Patrick Hall

  56. Secretary of State, commentary on the new Department has sometimes said that because it is ambitious in looking at the environment and environmental protection and sustainable development, therefore the Department should take on planning, transport and everything. Of course that cannot be.
  (Margaret Beckett) No.

  57. Therefore those issues have to cut across, do they not? I am not quite sure from the answer that has just been given by Mr Bender and yourself that the mechanism is well and truly there to ensure that the leadership that is necessary to ensure that those matters are constantly on the agenda and addressed by all departments is going to be possible, not because of lack of will but because of a lack of the mechanism to do it from DEFRA, led by DEFRA to actually sustain that effort across all departments.
  (Margaret Beckett) If I may say so, I do not think that is right because, as you have just been saying, the issue of sustainable development is underpinning everything that is going to be done in the spending review. That will make a difference. We have the strengthened Green Ministers Committee. We have already referred to the concordat on some of these specific issues with DTLR and, as I indicated earlier, there are bits of the different departments which have already been working together and will continue to do so. We have made a small announcement on the issue that we are setting up a group with the Office of Government Procurement to try to encourage the right approach across Government. I think from memory it is a task force or a cross cutting committee or something but basically drawing in the Office of Government Procurement and that I think is a very important indicator of the degree to which this approach is accepted across Government, and not least within the Treasury, because as you will appreciate for the Treasury to agree not only that sustainable development is a key theme that runs throughout everything that is going to be part of the considerations of the spending review but also to agree that the Office of Government Procurement should be taking into account not only as it must, quite rightly, value for money but also sustainable development is potentially an important step forward.

  58. Yes, that is a very radical change indeed.
  (Margaret Beckett) Indeed.

  59. If it was really to be achieved, that would be fantastic, it would change entirely the short-term outlook on budgets and programmes to a totally different way of judging what is cost effective.
  (Margaret Beckett) That is right. Yes, properly cost effective.

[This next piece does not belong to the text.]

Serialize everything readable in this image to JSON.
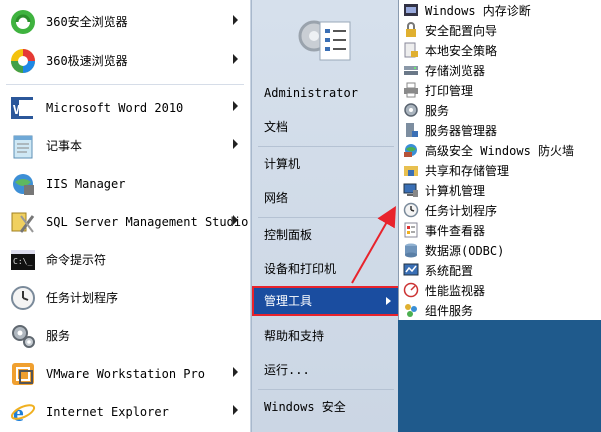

previous page contents next page

House of Commons home page Parliament home page House of Lords home page search page enquiries index

© Parliamentary copyright 2002
Prepared 10 January 2002